== Work instructions ==
A single number is expected: the count of lines in the entries below that contain "Demo".

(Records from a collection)
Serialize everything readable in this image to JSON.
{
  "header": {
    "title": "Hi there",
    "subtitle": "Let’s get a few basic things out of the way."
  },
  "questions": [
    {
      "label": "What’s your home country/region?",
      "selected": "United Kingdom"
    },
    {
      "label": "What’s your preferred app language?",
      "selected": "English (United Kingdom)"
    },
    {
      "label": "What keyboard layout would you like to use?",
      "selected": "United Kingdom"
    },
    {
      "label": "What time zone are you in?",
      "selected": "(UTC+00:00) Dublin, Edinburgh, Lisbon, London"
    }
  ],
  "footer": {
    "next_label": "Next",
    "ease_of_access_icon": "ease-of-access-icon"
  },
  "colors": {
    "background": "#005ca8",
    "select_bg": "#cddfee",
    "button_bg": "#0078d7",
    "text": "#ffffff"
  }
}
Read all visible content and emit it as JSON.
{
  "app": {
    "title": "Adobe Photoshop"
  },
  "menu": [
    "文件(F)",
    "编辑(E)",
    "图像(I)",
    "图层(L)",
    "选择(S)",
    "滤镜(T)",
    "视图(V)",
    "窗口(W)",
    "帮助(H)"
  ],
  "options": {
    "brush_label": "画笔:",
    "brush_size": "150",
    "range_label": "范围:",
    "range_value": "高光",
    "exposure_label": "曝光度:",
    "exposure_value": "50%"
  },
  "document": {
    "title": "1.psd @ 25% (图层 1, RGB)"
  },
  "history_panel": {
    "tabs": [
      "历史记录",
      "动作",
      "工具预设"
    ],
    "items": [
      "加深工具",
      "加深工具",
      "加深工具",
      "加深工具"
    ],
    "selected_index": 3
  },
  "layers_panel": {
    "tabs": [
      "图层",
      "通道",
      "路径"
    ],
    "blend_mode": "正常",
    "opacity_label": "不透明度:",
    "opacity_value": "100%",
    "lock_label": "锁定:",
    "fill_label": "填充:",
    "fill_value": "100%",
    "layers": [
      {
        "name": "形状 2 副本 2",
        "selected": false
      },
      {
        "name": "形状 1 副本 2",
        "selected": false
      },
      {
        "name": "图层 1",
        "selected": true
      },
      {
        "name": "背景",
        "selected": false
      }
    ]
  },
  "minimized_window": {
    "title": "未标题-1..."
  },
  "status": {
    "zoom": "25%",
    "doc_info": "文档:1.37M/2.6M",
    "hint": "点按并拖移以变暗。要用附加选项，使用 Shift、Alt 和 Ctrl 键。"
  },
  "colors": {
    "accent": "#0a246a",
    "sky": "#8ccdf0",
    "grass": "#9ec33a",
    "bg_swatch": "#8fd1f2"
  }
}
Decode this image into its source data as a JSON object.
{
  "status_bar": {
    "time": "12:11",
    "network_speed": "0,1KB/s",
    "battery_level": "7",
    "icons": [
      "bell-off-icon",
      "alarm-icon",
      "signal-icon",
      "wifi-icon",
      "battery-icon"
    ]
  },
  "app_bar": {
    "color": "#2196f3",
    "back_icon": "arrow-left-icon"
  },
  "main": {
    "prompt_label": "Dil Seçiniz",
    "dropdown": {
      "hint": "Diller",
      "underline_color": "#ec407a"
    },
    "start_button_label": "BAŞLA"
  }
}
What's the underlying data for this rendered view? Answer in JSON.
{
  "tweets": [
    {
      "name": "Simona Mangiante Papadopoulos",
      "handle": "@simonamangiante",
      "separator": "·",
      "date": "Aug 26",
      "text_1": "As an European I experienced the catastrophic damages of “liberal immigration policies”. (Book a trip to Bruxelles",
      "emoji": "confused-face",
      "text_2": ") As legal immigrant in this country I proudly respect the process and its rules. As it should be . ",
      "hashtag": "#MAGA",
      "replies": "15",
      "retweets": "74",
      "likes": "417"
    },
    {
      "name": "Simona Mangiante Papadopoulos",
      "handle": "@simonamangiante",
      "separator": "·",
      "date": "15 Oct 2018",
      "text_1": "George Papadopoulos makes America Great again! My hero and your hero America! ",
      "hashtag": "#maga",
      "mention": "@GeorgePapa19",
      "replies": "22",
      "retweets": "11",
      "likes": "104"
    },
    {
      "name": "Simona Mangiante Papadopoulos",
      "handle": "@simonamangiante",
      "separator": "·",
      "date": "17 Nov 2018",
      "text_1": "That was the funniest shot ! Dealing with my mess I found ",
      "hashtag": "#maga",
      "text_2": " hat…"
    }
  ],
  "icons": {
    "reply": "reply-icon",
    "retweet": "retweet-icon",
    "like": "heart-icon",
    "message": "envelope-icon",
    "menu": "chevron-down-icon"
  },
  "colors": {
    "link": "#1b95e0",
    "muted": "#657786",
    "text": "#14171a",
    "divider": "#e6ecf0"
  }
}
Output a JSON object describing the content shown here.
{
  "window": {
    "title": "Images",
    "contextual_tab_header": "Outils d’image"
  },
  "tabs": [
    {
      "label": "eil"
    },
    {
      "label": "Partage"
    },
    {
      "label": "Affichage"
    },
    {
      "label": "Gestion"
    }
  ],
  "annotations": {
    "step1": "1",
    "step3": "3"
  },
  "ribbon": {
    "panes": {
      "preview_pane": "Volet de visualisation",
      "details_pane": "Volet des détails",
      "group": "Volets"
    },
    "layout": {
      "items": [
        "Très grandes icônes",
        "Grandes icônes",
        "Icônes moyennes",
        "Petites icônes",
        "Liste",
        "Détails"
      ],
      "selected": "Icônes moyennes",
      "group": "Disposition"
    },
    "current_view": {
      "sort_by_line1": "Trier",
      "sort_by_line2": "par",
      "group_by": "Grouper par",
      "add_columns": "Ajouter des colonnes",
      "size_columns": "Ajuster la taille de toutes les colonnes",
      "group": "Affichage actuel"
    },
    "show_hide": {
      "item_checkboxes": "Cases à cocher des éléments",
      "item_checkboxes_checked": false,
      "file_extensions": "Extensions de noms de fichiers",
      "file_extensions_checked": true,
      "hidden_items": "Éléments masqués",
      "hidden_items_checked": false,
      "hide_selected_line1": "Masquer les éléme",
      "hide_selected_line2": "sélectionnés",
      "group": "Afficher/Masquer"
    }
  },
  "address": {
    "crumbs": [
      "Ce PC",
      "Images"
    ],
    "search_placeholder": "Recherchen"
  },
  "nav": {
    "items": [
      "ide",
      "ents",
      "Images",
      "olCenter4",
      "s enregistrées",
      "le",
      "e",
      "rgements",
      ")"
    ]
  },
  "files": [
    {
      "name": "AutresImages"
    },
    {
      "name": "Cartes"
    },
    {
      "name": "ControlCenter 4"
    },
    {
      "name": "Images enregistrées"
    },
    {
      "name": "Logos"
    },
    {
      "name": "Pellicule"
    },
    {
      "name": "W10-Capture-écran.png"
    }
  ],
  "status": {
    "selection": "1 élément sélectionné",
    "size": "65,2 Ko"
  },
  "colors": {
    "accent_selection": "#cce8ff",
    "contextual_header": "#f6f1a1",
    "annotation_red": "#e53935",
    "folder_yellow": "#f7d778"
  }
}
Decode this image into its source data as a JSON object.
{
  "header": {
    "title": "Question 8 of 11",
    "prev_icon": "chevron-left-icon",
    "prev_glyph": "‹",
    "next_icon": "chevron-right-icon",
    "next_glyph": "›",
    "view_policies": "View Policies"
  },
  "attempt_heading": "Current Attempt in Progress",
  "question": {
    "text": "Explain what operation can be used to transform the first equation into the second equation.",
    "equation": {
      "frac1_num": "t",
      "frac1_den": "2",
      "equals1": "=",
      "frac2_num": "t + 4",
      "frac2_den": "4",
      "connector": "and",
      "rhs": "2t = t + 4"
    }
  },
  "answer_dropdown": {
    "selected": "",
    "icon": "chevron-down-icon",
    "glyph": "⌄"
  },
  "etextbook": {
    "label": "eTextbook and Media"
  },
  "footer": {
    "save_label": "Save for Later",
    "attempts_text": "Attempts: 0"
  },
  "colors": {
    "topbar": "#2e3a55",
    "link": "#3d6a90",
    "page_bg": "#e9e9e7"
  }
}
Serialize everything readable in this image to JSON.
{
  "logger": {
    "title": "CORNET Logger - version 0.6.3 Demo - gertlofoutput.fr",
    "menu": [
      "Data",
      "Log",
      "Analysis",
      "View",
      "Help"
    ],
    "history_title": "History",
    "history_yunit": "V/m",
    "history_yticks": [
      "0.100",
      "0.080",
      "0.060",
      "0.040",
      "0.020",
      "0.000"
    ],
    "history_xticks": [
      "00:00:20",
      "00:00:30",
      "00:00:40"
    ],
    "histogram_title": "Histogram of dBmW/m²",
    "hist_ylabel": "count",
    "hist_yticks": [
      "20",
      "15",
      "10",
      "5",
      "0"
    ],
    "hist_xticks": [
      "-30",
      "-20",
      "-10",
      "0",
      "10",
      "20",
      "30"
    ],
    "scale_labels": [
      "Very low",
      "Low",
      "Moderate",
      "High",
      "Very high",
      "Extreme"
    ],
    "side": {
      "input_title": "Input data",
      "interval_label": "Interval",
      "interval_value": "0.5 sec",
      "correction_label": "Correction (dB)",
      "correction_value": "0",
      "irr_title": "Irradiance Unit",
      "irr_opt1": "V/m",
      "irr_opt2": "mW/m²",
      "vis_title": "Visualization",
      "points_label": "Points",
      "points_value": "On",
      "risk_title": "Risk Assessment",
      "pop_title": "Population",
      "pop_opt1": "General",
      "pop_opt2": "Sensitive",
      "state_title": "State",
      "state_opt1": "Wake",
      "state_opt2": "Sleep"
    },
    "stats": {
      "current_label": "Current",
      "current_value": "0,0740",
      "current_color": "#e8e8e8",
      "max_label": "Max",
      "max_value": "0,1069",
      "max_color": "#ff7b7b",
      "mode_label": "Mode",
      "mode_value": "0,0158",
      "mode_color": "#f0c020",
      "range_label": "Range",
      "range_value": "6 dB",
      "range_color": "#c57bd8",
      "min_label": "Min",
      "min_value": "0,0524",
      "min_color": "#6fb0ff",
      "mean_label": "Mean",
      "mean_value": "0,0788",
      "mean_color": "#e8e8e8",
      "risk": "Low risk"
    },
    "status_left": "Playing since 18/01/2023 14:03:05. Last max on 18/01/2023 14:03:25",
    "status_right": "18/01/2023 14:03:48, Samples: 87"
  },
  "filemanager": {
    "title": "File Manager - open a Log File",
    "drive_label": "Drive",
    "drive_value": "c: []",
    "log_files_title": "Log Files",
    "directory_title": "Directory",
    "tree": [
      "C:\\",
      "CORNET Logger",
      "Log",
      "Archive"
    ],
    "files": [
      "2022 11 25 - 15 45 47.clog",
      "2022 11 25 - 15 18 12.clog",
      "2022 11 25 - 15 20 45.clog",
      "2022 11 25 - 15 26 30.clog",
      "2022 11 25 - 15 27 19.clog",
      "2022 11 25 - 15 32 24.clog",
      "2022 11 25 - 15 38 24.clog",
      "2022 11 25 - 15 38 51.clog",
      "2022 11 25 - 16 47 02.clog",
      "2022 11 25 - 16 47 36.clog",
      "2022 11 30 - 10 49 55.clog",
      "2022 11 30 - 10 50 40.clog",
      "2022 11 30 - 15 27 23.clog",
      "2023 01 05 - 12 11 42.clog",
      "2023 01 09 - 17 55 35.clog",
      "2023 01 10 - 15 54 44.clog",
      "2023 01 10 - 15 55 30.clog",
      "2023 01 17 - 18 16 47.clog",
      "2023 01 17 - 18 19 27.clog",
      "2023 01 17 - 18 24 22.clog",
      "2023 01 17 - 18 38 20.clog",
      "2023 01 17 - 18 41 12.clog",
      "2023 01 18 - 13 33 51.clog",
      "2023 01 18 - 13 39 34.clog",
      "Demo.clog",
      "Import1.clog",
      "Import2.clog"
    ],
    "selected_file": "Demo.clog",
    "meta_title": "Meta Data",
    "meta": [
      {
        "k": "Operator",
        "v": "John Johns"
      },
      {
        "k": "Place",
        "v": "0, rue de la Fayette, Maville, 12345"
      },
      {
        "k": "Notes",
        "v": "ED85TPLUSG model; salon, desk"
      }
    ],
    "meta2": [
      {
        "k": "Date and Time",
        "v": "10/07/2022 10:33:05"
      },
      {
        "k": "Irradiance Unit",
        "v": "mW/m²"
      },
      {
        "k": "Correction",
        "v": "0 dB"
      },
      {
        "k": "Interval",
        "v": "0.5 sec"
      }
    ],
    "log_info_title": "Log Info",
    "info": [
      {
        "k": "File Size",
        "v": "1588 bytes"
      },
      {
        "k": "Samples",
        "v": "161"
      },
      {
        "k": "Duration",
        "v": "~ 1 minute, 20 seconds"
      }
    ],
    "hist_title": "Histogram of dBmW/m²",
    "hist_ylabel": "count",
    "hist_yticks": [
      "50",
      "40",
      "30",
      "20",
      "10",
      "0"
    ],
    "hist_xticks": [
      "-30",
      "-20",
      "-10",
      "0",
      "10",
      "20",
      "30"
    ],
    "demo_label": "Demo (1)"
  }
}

== Task response ==
4